His first taste of the competition was back in 2014 as a year 10 student, where he spoke in the junior Maori section.

“I had one day to prepare for that one,” he laughs.

But Abel says he hasn’t always loved public speaking.

“I used to be really quiet actually, my parents hated public speaking when they were young – they don’t know where I get it from. But since that first Manu Kōrero I did, I haven’t had stage fright in anything I do.”

“I just like the stage space now – when people talk about that fear of looking at the audience, I don’t really see it as much anymore.”

Abel says that he won’t be fazed this week when he is given five minutes to prepare for his impromptu speech.

“They take your phones off you so you can’t do any research and then one by one they’ll pull you from the room, and say ‘here are three topics to choose from, you get five minutes’ and then when that’s up, you’re up on the stage.”

“There’s some tricks you can use, like remembering common sayings and knowing a bit about what’s going on in the world right now and usually you’ll be sweet, but sometimes you have to figure out ‘okay, well, that’s what I know, how do I work that into a speech on this’.”

The Wellington-born student is of Ngāti Porou descent, and reckons he’ll be standing against some of his cousins who he’s never met.

“I guarantee that when I’ll get there, there will be at least two or three Ngāti Porou speakers. It will be interesting to make that connection with them and see what they bring to the table.”

And is he nervous?

“Nah, I can’t wait. I think it’s going to be really fun. I can’t wait to see the other speakers,” he says.

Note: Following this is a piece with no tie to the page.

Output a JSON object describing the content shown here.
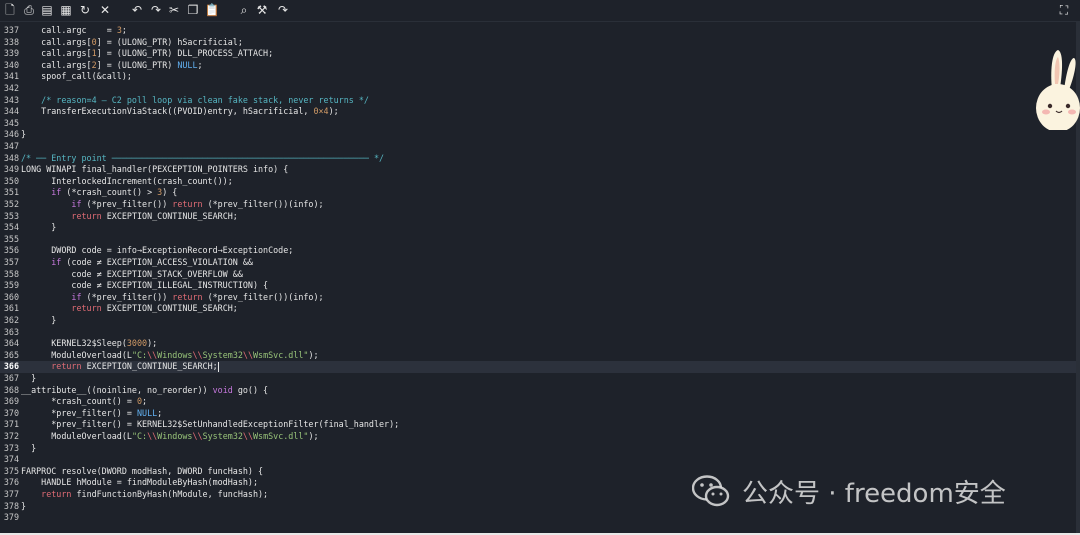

“I’ve really wanted to go to nationals and now that I’ve made it, it’d be nice to place, but I really don’t care if I do. I’m just happy to be going, and glad to represent, and when I get there I’ll just do the best I can.”